Mindful of the fact my audience was a room of fresh-faced 11-year-olds, I had to watch my ps and qs, but after a moment’s hesitation, I came back with ‘schadenfreude’.

Explaining to a room full of bright, well-behaved kids that my favourite word describes the pleasure some people derive from the misfortune of others is a tricky business because, at the age of 11, human beings are, generally, still nice.

At that age everything is lovely: stress is a largely alien concept and the only mortal enemies you have appear on a flat screen and are made up tiny pixels. So having an ‘old’, overweight, jaded-looking man telling them he took great pleasure from others coming a cropper must have been a baffling experience.
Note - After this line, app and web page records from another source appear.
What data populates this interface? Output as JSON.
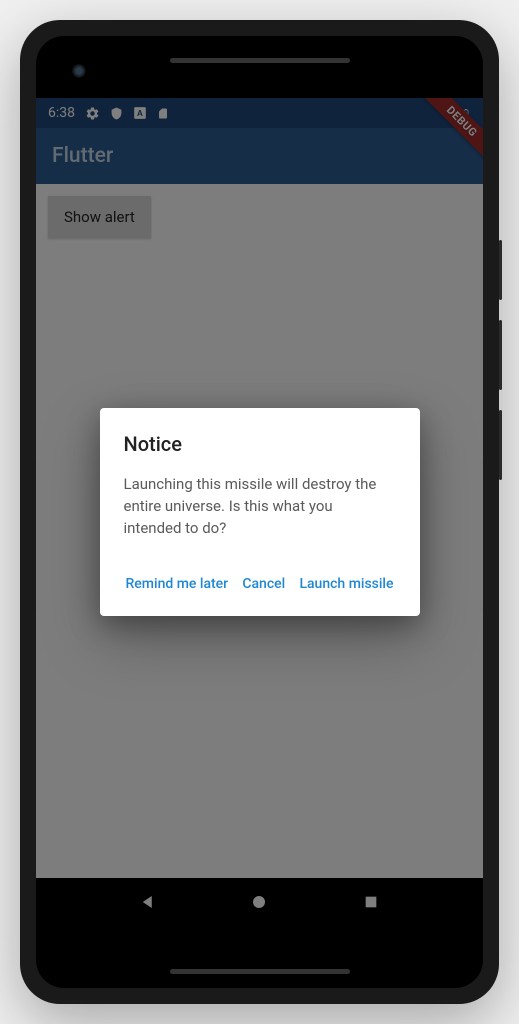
{
  "status_bar": {
    "time": "6:38"
  },
  "app_bar": {
    "title": "Flutter"
  },
  "debug_label": "DEBUG",
  "main": {
    "show_alert_label": "Show alert"
  },
  "dialog": {
    "title": "Notice",
    "body": "Launching this missile will destroy the entire universe. Is this what you intended to do?",
    "actions": {
      "remind": "Remind me later",
      "cancel": "Cancel",
      "launch": "Launch missile"
    }
  }
}
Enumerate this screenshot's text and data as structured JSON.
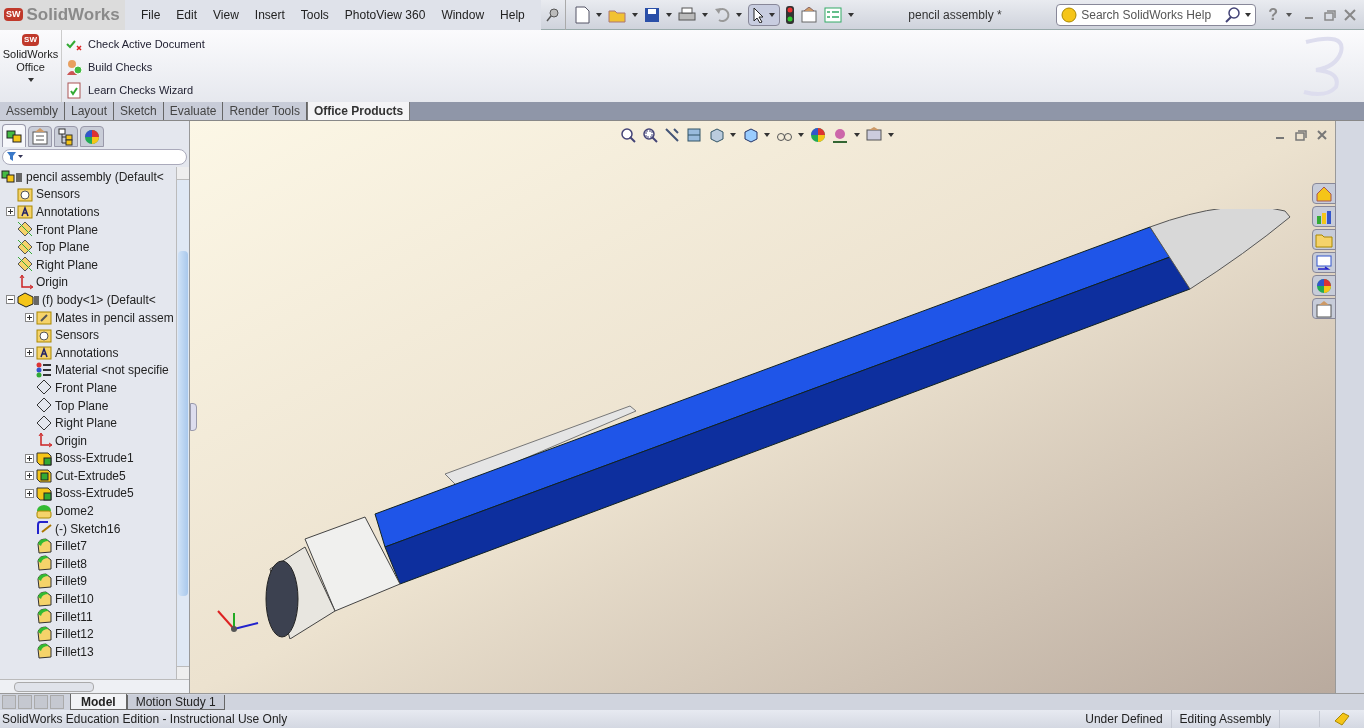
{
  "app": {
    "logo_badge": "SW",
    "logo_text": "SolidWorks",
    "menu": [
      "File",
      "Edit",
      "View",
      "Insert",
      "Tools",
      "PhotoView 360",
      "Window",
      "Help"
    ],
    "document_title": "pencil assembly *",
    "search": {
      "placeholder": "Search SolidWorks Help"
    },
    "help_mark": "?"
  },
  "ribbon": {
    "office_button": {
      "badge": "SW",
      "label": "SolidWorks Office"
    },
    "commands": [
      {
        "kind": "check",
        "label": "Check Active Document"
      },
      {
        "kind": "build",
        "label": "Build Checks"
      },
      {
        "kind": "wizard",
        "label": "Learn Checks Wizard"
      }
    ],
    "tabs": [
      {
        "label": "Assembly",
        "selected": false
      },
      {
        "label": "Layout",
        "selected": false
      },
      {
        "label": "Sketch",
        "selected": false
      },
      {
        "label": "Evaluate",
        "selected": false
      },
      {
        "label": "Render Tools",
        "selected": false
      },
      {
        "label": "Office Products",
        "selected": true
      }
    ]
  },
  "feature_manager": {
    "panel_tabs": [
      {
        "kind": "tree",
        "selected": true
      },
      {
        "kind": "property",
        "selected": false
      },
      {
        "kind": "config",
        "selected": false
      },
      {
        "kind": "appearance",
        "selected": false
      }
    ],
    "tree": [
      {
        "label": "pencil assembly  (Default<",
        "kind": "assembly",
        "children": [
          {
            "label": "Sensors",
            "kind": "sensor"
          },
          {
            "label": "Annotations",
            "kind": "annotation",
            "expanded": false
          },
          {
            "label": "Front Plane",
            "kind": "plane"
          },
          {
            "label": "Top Plane",
            "kind": "plane"
          },
          {
            "label": "Right Plane",
            "kind": "plane"
          },
          {
            "label": "Origin",
            "kind": "origin"
          },
          {
            "label": "(f) body<1> (Default<",
            "kind": "part",
            "expanded": true,
            "children": [
              {
                "label": "Mates in pencil assem",
                "kind": "mates",
                "expanded": false
              },
              {
                "label": "Sensors",
                "kind": "sensor"
              },
              {
                "label": "Annotations",
                "kind": "annotation",
                "expanded": false
              },
              {
                "label": "Material <not specifie",
                "kind": "material"
              },
              {
                "label": "Front Plane",
                "kind": "plane-outline"
              },
              {
                "label": "Top Plane",
                "kind": "plane-outline"
              },
              {
                "label": "Right Plane",
                "kind": "plane-outline"
              },
              {
                "label": "Origin",
                "kind": "origin"
              },
              {
                "label": "Boss-Extrude1",
                "kind": "boss",
                "expanded": false
              },
              {
                "label": "Cut-Extrude5",
                "kind": "cut",
                "expanded": false
              },
              {
                "label": "Boss-Extrude5",
                "kind": "boss",
                "expanded": false
              },
              {
                "label": "Dome2",
                "kind": "dome"
              },
              {
                "label": "(-) Sketch16",
                "kind": "sketch"
              },
              {
                "label": "Fillet7",
                "kind": "fillet"
              },
              {
                "label": "Fillet8",
                "kind": "fillet"
              },
              {
                "label": "Fillet9",
                "kind": "fillet"
              },
              {
                "label": "Fillet10",
                "kind": "fillet"
              },
              {
                "label": "Fillet11",
                "kind": "fillet"
              },
              {
                "label": "Fillet12",
                "kind": "fillet"
              },
              {
                "label": "Fillet13",
                "kind": "fillet"
              }
            ]
          }
        ]
      }
    ]
  },
  "bottom_tabs": [
    {
      "label": "Model",
      "selected": true
    },
    {
      "label": "Motion Study 1",
      "selected": false
    }
  ],
  "status_bar": {
    "message": "SolidWorks Education Edition - Instructional Use Only",
    "sections": [
      "Under Defined",
      "Editing Assembly"
    ]
  }
}
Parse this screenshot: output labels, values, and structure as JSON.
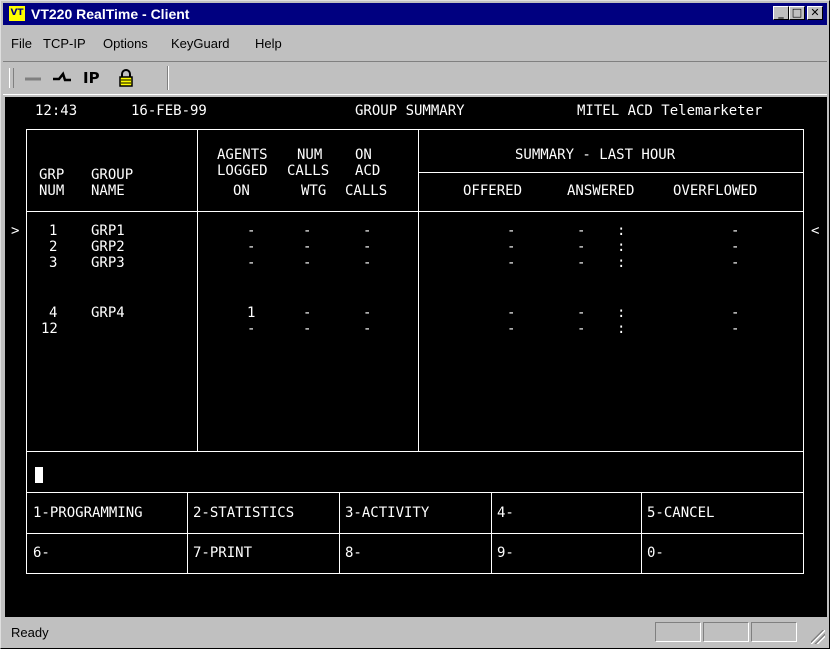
{
  "window": {
    "title": "VT220 RealTime - Client",
    "app_icon": "VT",
    "min_glyph": "_",
    "max_glyph": "□",
    "close_glyph": "✕"
  },
  "menu": {
    "file": "File",
    "tcpip": "TCP-IP",
    "options": "Options",
    "keyguard": "KeyGuard",
    "help": "Help"
  },
  "toolbar": {
    "icons": [
      "disconnect-icon",
      "connect-icon",
      "ip-icon",
      "lock-icon"
    ],
    "connect_glyph": "⌇",
    "ip_label": "IP"
  },
  "terminal": {
    "time": "12:43",
    "date": "16-FEB-99",
    "screen_title": "GROUP SUMMARY",
    "product": "MITEL ACD Telemarketer",
    "headers": {
      "grp": "GRP",
      "num": "NUM",
      "group": "GROUP",
      "name": "NAME",
      "agents": "AGENTS",
      "logged": "LOGGED",
      "on": "ON",
      "num2": "NUM",
      "calls": "CALLS",
      "wtg": "WTG",
      "on2": "ON",
      "acd": "ACD",
      "calls2": "CALLS",
      "summary": "SUMMARY - LAST HOUR",
      "offered": "OFFERED",
      "answered": "ANSWERED",
      "overflowed": "OVERFLOWED"
    },
    "rows": [
      {
        "num": "1",
        "name": "GRP1",
        "logged": "-",
        "wtg": "-",
        "acd": "-",
        "offered": "-",
        "answered": "-",
        "sep": ":",
        "overflowed": "-"
      },
      {
        "num": "2",
        "name": "GRP2",
        "logged": "-",
        "wtg": "-",
        "acd": "-",
        "offered": "-",
        "answered": "-",
        "sep": ":",
        "overflowed": "-"
      },
      {
        "num": "3",
        "name": "GRP3",
        "logged": "-",
        "wtg": "-",
        "acd": "-",
        "offered": "-",
        "answered": "-",
        "sep": ":",
        "overflowed": "-"
      },
      {
        "num": "4",
        "name": "GRP4",
        "logged": "1",
        "wtg": "-",
        "acd": "-",
        "offered": "-",
        "answered": "-",
        "sep": ":",
        "overflowed": "-"
      },
      {
        "num": "12",
        "name": "",
        "logged": "-",
        "wtg": "-",
        "acd": "-",
        "offered": "-",
        "answered": "-",
        "sep": ":",
        "overflowed": "-"
      }
    ],
    "left_marker": ">",
    "right_marker": "<",
    "softkeys": [
      "1-PROGRAMMING",
      "2-STATISTICS",
      "3-ACTIVITY",
      "4-",
      "5-CANCEL",
      "6-",
      "7-PRINT",
      "8-",
      "9-",
      "0-"
    ]
  },
  "status": {
    "text": "Ready"
  }
}
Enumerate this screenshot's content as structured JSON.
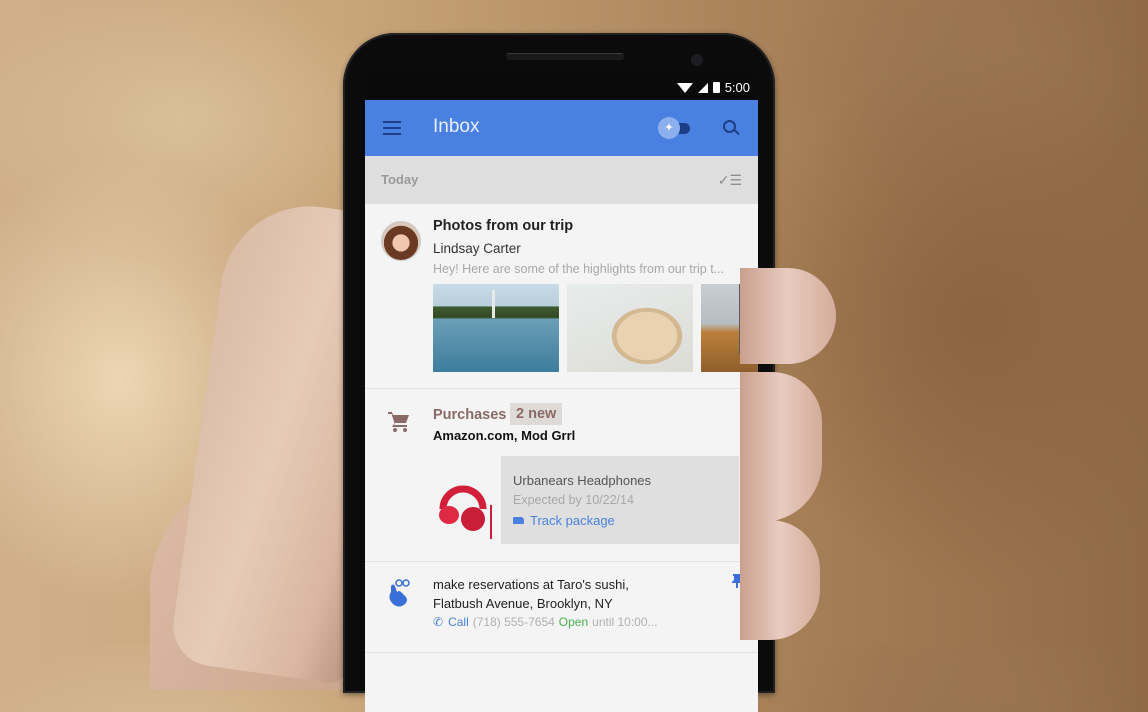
{
  "statusbar": {
    "time": "5:00",
    "icons": [
      "wifi-icon",
      "cell-signal-icon",
      "battery-icon"
    ]
  },
  "appbar": {
    "menu_icon": "menu-icon",
    "title": "Inbox",
    "pin_toggle_icon": "pin-icon",
    "pin_glyph": "✦",
    "search_icon": "search-icon"
  },
  "section": {
    "title": "Today",
    "sweep_glyph": "✓☰"
  },
  "emails": [
    {
      "subject": "Photos from our trip",
      "sender": "Lindsay Carter",
      "snippet": "Hey! Here are some of the highlights from our trip t...",
      "attachments": [
        "photo-monument-reflecting-pool",
        "photo-bagel-food",
        "photo-window-view"
      ]
    }
  ],
  "bundle": {
    "title": "Purchases",
    "badge": "2 new",
    "merchants": "Amazon.com, Mod Grrl",
    "product": {
      "name": "Urbanears Headphones",
      "eta": "Expected by 10/22/14",
      "action": "Track package"
    },
    "accent": "#8a6a66"
  },
  "reminder": {
    "text_line1": "make reservations at Taro's sushi,",
    "text_line2": "Flatbush Avenue, Brooklyn, NY",
    "call_label": "Call",
    "phone": "(718) 555-7654",
    "open_status": "Open",
    "hours": "until 10:00...",
    "pin_glyph": "📌"
  },
  "colors": {
    "appbar": "#4a80e0",
    "appbar_icons": "#1c3e86",
    "link": "#4a80e0",
    "open_green": "#4caf50"
  }
}
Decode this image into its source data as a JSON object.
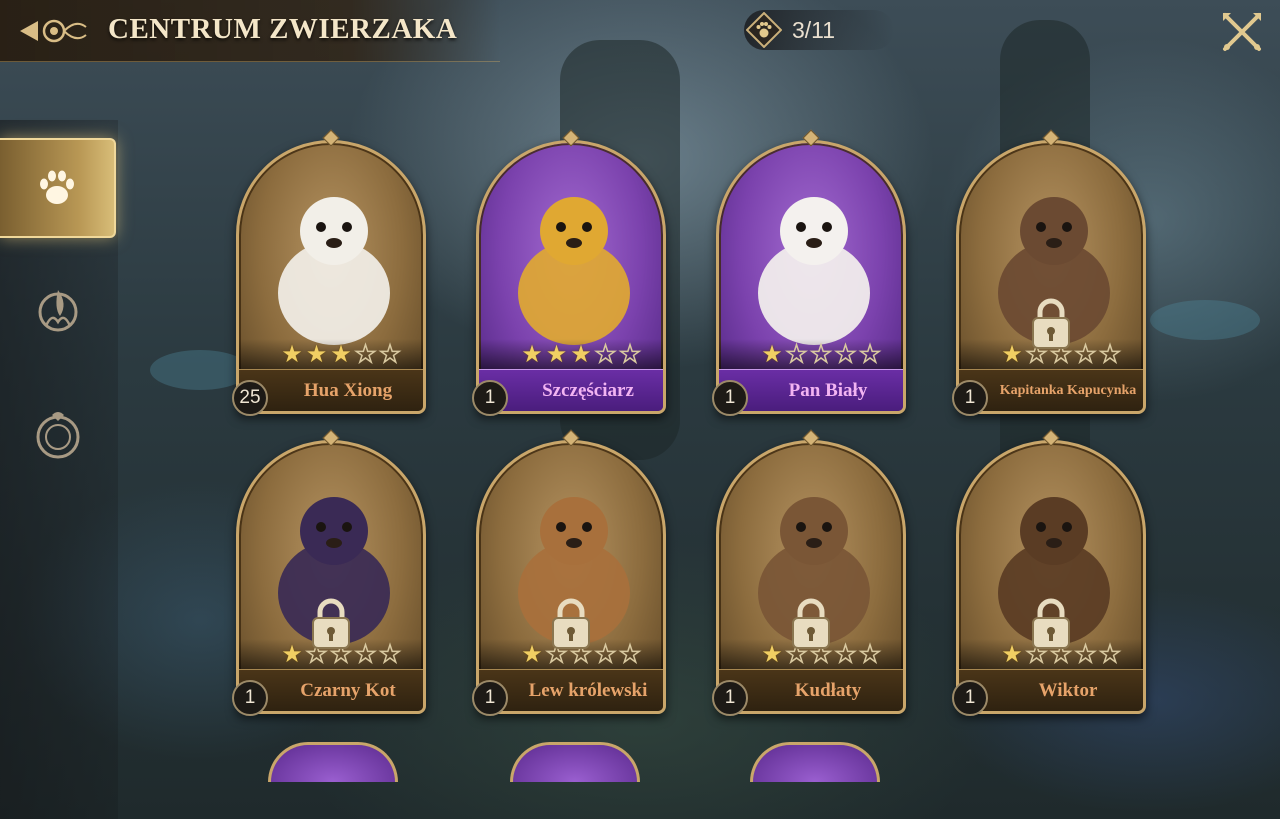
{
  "header": {
    "title": "CENTRUM ZWIERZAKA",
    "collection_count": "3/11"
  },
  "sidebar": {
    "tabs": [
      {
        "icon": "paw-icon",
        "active": true
      },
      {
        "icon": "flame-emblem-icon",
        "active": false
      },
      {
        "icon": "ring-emblem-icon",
        "active": false
      }
    ]
  },
  "pets": [
    {
      "name": "Hua Xiong",
      "level": "25",
      "stars": 3,
      "rarity": "gold",
      "locked": false
    },
    {
      "name": "Szczęściarz",
      "level": "1",
      "stars": 3,
      "rarity": "purple",
      "locked": false
    },
    {
      "name": "Pan Biały",
      "level": "1",
      "stars": 1,
      "rarity": "purple",
      "locked": false
    },
    {
      "name": "Kapitanka Kapucynka",
      "level": "1",
      "stars": 1,
      "rarity": "gold",
      "locked": true
    },
    {
      "name": "Czarny Kot",
      "level": "1",
      "stars": 1,
      "rarity": "gold",
      "locked": true
    },
    {
      "name": "Lew królewski",
      "level": "1",
      "stars": 1,
      "rarity": "gold",
      "locked": true
    },
    {
      "name": "Kudłaty",
      "level": "1",
      "stars": 1,
      "rarity": "gold",
      "locked": true
    },
    {
      "name": "Wiktor",
      "level": "1",
      "stars": 1,
      "rarity": "gold",
      "locked": true
    }
  ],
  "max_stars": 5,
  "colors": {
    "gold_frame": "#c9a66a",
    "purple_card": "#7b42ad",
    "star": "#f1cf63",
    "title": "#f4e6c8"
  }
}
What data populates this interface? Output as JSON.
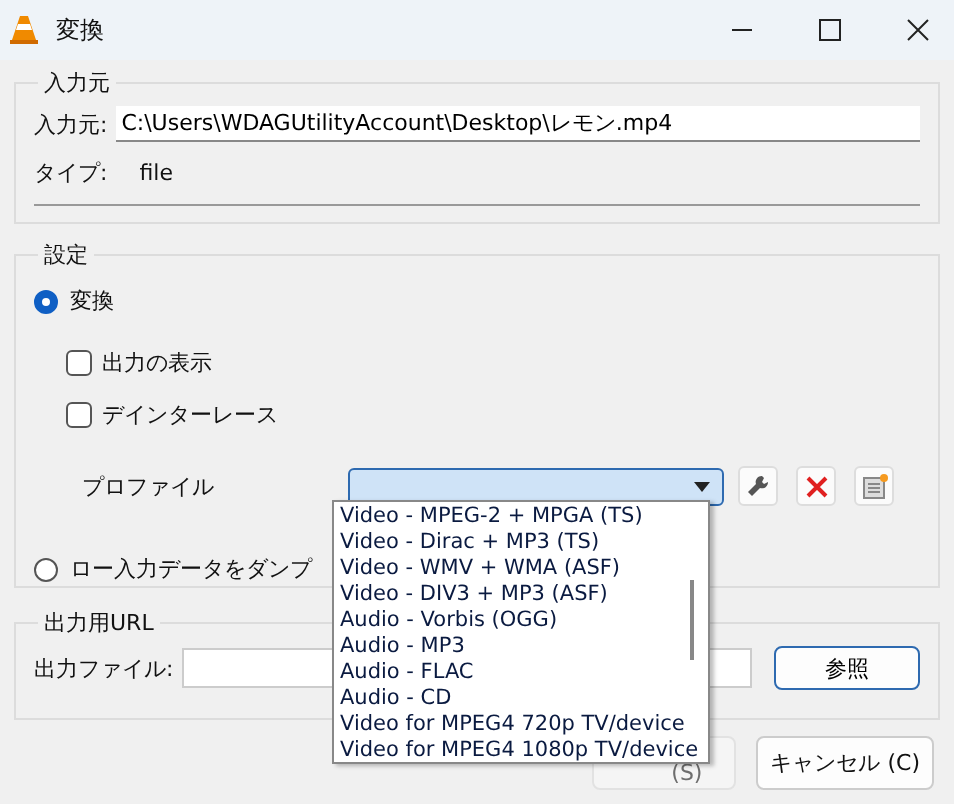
{
  "window": {
    "title": "変換"
  },
  "source": {
    "title": "入力元",
    "field_label": "入力元:",
    "field_value": "C:\\Users\\WDAGUtilityAccount\\Desktop\\レモン.mp4",
    "type_label": "タイプ:",
    "type_value": "file"
  },
  "settings": {
    "title": "設定",
    "modes": [
      {
        "label": "変換",
        "selected": true
      },
      {
        "label": "ロー入力データをダンプ",
        "selected": false
      }
    ],
    "checkboxes": [
      {
        "label": "出力の表示",
        "checked": false
      },
      {
        "label": "デインターレース",
        "checked": false
      }
    ],
    "profile_label": "プロファイル",
    "profile_list": [
      "Video - MPEG-2 + MPGA (TS)",
      "Video - Dirac + MP3 (TS)",
      "Video - WMV + WMA (ASF)",
      "Video - DIV3 + MP3 (ASF)",
      "Audio - Vorbis (OGG)",
      "Audio - MP3",
      "Audio - FLAC",
      "Audio - CD",
      "Video for MPEG4 720p TV/device",
      "Video for MPEG4 1080p TV/device"
    ]
  },
  "output": {
    "title": "出力用URL",
    "file_label": "出力ファイル:",
    "browse_button": "参照"
  },
  "buttons": [
    {
      "label": "(S)",
      "disabled": true
    },
    {
      "label": "キャンセル (C)",
      "disabled": false
    }
  ]
}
Sadly, it won’t be long before they appreciate how rewarding it can be.

Whether we like it or not, schadenfreude is a sensation enjoyed by so many of us.

How else can we explain why millions of TV viewers habitually vote to have the contestant perceived to be the most unpleasant in the jungle humiliated time after time on ITV’s I’m A Celebrity? Or why a nation celebrated when Britain’s Most Smug Man, Piers Morgan, lost his dream job on American television?

It is why a study from US academics which concludes that the cool kids at high school don’t have it all their own way in life has been so warmly greeted by many of us.

It is no secret that I usually take such studies with a huge pinch of salt but I am willing to make an exception on this occasion – because it is a report which has a conclusion I am happy to believe.

The 10-year study by academics at the University of Virginia informs us teenagers who appear cool, usually making the lives of others difficult in the process, end up getting involved in criminality and become far less cocky as they seek to convince others they are still cool.

Of course, I don’t wish anybody any harm but I defy anybody who has been pushed down the steepest hill for miles in a shopping trolley by a gang of ‘super cool’ older lads not to experience even the smallest of thrills on years later learning life has not been a bed of roses for them.

So while my choice could well be viewed as mean-spirited, I am pleased to know that I am not the only one who feels this way.